This film about Modi ‘rejuvenating’ the nation’s long-neglected heritage is also deceptive in other ways. It comes months after his own Union minister of culture revealed in Parliament that 50 out of India’s 3,693 centrally protected monuments of national importance have gone missing. Yes, missing, as in untraceable! A disproportionate number of these are non-Hindu sites. A further 42 monuments were earlier deemed untraceable but have now been technically located, though the ministry is silent about their found state. Budgetary restrictions have meant that only 248 of these 3,693 monuments of national importance have security guards. The rest are fair game for vandalism and urban development led by unscrupulous builders and public officials. So much for protecting the nation’s dharohar!
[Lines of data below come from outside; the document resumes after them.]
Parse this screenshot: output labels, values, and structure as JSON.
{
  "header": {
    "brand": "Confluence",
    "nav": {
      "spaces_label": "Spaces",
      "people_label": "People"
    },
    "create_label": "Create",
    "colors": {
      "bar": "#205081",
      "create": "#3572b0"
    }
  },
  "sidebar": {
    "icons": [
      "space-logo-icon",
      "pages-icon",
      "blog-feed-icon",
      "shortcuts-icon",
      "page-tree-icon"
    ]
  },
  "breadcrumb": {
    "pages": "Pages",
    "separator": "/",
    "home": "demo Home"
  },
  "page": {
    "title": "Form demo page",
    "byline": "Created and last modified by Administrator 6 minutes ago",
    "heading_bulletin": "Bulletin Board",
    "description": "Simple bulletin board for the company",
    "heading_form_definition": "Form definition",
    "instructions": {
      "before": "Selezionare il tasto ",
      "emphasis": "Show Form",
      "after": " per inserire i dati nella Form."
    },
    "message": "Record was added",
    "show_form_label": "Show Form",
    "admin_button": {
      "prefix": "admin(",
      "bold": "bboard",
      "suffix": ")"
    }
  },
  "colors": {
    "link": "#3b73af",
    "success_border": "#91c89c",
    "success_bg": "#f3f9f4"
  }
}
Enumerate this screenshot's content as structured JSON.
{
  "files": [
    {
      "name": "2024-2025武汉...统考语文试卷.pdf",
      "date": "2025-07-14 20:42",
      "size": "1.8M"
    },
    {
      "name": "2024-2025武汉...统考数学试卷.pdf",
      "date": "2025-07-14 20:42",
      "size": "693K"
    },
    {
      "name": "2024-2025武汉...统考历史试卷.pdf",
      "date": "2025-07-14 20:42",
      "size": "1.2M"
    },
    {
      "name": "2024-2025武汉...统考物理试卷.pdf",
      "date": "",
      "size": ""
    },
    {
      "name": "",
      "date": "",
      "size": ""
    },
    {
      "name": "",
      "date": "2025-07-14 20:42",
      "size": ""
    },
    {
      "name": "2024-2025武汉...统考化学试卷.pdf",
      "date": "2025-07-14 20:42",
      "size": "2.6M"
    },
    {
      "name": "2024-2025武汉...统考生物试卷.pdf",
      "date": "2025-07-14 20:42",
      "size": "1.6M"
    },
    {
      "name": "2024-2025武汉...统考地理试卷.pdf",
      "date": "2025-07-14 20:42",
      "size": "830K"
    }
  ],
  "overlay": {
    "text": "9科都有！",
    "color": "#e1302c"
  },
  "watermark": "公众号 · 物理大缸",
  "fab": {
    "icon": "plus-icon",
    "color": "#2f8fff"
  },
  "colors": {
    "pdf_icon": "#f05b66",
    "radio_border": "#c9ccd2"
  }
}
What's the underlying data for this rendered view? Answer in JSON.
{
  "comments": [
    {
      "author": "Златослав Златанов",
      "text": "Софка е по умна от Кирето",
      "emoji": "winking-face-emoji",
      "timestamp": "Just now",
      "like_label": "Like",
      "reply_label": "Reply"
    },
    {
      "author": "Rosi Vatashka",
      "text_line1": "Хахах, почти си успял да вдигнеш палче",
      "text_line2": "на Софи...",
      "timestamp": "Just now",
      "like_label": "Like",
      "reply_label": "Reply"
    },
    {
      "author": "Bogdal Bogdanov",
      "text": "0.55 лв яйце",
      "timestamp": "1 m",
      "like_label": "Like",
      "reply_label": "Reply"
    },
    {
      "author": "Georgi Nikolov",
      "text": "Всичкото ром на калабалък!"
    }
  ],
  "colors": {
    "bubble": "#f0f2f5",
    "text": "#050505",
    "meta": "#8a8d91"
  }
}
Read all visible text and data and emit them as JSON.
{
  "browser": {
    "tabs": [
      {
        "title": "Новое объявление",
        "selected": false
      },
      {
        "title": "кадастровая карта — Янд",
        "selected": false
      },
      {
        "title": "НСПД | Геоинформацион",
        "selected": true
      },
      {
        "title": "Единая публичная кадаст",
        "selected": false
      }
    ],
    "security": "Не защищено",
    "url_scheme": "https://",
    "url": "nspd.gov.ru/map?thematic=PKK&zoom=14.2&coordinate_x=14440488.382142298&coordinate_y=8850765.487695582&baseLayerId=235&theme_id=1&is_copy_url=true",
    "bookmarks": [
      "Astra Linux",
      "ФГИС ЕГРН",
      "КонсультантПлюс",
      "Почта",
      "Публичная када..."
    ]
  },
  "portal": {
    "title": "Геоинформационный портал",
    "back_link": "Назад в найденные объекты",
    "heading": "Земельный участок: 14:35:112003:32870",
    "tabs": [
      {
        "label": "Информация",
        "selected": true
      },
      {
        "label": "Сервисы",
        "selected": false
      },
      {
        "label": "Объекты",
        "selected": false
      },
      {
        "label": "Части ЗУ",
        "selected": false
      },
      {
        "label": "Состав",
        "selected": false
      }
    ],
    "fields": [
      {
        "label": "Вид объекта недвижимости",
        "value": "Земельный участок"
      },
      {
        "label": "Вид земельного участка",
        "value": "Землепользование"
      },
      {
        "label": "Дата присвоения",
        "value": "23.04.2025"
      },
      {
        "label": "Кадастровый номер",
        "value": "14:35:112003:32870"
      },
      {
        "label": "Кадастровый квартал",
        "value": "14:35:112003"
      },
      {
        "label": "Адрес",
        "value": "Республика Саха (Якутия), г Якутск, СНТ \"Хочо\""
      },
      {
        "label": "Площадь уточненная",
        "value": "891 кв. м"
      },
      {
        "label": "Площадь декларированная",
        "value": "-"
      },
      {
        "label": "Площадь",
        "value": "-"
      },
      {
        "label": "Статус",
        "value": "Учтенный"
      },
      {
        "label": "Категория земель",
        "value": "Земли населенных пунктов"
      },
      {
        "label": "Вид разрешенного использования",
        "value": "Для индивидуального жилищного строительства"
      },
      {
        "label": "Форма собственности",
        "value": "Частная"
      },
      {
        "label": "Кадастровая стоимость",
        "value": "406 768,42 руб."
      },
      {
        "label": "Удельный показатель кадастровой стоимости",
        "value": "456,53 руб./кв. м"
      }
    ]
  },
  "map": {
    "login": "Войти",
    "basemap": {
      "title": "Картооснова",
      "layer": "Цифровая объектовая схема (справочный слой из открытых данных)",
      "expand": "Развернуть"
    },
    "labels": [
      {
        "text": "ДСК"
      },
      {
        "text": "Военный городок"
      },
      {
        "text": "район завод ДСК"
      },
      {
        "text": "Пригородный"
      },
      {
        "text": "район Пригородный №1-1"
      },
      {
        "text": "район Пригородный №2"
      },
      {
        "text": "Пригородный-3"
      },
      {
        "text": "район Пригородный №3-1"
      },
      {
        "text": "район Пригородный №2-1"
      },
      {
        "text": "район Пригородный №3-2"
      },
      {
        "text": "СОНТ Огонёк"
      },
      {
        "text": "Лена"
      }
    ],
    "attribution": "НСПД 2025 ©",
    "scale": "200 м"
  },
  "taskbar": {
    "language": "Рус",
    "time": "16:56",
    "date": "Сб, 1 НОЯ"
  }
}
The film’s unabashed lack of equity, historical sense, or scientific temper also expose its actual genre: propaganda and cult worship of the Dear Leader, in the tradition of Leni Riefenstahl. The Dear Leader appears frequently, inaugurates, utters social and religious platitudes, does puja, and takes pride in the Disneyfication of various sites. Fawning, gushing visitor testimonies abound. He thinks his Central Vista vanity project and the renaming of Raj Path to Kartavya Path are acts of decolonisation, even as he inhabits that quintessentially colonial ideology of divide and rule. In conclusion, dear reader, save yourself from an hour of unremitting odium and tedium. Watch this film only if you’re an anthropologist, a masochist, or a true blue bhakt.
This sectarian film is in fact a symptom of the larger malaise that’s afflicting India and darkening its horizons. Benedict Anderson knew that of the many ways of forging an ‘imagined community’, the more salutary ones rely on secular identities, shared history, civic values, and inclusive social practices. Whereas relying on racial or religious identities to make a nation only produces strife-ridden polities. Yet experiments of the latter kind abound, including neighbouring Pakistan and Sri Lanka – and now increasingly, also India. Will enough Indians change course and avoid the abyss?
Namit Arora is the author of Indians: A Brief History of a Civilization.